The next big moment for the numbers will come when we can assess whether Romney actually has momentum rather than a bump, and if that momentum is spurred onward from the vice presidential debate or stopped in its tracks.

As more tracking polls report next week with clean post-debate figures, it will be easier to see if there is a real momentum on that national level. Several of the polling points that came out earlier this week included rolled-up sample from before the debate, so spikes were potentially smoothed out and the real size of Romney’s bump isn’t established.

Fundamentally, while we’ll have a better perspective on a national level in the next few days, for the places where it really matters – like Ohio, Virginia, Florida – we’ll need to wait for a few more waves of polling to have enough aggregated data to see the real story.

We all know that the inside-the-margin-of-error national polls which replicate the “popular vote” don’t matter. They are not predictive of who will actually be sworn in on January 20th. As we have all been saying since the 2000 election, the national “popular vote” polls are not a modelling alternative for the Electoral College. US Presidential elections come down to a few states that are swings, while everyone else is a foregone conclusion.

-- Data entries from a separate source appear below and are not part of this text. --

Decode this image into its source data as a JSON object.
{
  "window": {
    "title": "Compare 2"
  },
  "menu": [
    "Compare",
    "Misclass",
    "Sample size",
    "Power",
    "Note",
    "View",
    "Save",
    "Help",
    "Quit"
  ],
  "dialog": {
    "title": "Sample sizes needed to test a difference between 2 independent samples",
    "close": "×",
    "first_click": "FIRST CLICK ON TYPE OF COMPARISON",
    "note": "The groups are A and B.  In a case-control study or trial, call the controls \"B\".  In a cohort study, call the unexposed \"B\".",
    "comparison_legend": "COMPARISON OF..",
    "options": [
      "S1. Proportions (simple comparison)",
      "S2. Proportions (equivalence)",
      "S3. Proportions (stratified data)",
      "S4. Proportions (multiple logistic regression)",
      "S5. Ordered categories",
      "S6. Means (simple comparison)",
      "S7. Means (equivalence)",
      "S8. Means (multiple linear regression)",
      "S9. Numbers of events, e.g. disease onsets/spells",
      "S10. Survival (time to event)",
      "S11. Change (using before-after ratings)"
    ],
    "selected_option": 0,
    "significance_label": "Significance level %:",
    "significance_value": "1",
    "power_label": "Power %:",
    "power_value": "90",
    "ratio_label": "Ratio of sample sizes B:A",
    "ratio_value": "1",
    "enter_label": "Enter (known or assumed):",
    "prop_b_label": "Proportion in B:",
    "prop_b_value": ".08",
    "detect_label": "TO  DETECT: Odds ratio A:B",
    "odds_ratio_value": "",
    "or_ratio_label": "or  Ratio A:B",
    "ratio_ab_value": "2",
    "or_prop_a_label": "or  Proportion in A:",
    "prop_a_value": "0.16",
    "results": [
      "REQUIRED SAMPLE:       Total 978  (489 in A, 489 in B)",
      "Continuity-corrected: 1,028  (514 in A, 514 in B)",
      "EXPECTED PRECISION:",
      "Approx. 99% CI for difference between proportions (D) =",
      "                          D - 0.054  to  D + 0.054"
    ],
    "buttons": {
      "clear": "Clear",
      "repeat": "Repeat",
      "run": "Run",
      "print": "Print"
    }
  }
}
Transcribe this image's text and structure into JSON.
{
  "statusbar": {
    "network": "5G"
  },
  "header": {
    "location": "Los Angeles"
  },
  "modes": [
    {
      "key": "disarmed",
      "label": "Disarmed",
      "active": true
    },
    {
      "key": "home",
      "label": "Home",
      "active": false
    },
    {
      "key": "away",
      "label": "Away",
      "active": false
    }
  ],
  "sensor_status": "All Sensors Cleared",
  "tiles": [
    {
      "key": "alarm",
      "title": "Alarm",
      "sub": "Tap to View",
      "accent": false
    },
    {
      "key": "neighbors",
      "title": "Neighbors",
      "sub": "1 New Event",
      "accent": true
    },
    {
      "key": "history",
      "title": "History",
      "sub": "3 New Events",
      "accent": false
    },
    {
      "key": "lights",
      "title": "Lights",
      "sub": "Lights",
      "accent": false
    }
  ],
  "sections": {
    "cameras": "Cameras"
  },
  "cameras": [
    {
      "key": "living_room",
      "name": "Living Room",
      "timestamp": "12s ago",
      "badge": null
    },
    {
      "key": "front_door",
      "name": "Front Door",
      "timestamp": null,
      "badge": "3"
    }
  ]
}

The only numbers that really matter are the polls in the swing states, which occur far less often, with smaller base sizes, and in some cases with less rigour. With the smaller polls that we all end up relying on for the state level picture, there could be some larger quality issues such as having an insufficient proportion of mobile phone numbers in the sample or not having enough Spanish speaking interviewers. The inclusion of both mobile phones and alternative language options are generally regarded as de rigeur on the national level – but they are expensive and the sort of thing that becomes a “nice to have” instead of a hygiene factor on the state level.

So next week, what will the state numbers show? Will I be suffering from post-hat indigestion….or will the post-debate Romney bump be smoothed out as expected? You’ll have to check back here to find out.

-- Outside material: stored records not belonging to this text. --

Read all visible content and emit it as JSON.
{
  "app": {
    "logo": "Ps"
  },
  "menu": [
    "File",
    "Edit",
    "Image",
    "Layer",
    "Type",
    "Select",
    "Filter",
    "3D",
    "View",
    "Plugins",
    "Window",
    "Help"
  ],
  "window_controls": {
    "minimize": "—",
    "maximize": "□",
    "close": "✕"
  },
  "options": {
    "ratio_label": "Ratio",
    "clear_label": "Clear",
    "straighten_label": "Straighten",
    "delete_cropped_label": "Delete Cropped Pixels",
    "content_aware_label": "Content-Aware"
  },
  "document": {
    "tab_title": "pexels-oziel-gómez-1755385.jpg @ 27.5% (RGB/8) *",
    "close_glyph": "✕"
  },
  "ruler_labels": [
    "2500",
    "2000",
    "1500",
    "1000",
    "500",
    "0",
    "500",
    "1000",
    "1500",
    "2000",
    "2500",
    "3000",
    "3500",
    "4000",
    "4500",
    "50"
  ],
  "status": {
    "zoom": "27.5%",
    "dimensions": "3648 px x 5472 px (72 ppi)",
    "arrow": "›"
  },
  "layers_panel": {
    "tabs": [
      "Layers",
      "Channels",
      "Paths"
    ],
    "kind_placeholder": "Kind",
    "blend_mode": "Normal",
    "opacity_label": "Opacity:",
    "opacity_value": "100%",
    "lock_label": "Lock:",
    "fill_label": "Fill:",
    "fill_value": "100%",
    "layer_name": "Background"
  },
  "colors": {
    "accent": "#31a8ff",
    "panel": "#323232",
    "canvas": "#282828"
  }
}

Stat of the week:

  • 5 years ago, 72% of Americans said that they would prefer a directly elected president rather than maintaining the Electoral College system. With weeks to go until the election and few states regularly being visited by a candidate, it isn’t hard to understand why Americans would prefer to all be counted evenly.

Many thanks to Jacqueline Wallace for her help.

Emily Hunt is director of insights at Edelman Berland, Edelman’s insights and analytics subsidiary. She is a dual US/UK citizen, and has a strong interest in politics on both sides of the Atlantic. Emily has an MA in Political Campaign Management from New York University and started her career as a political operative in the US before moving into polling. You can follow her on Twitter at @emilyinpublic or find out more about her here.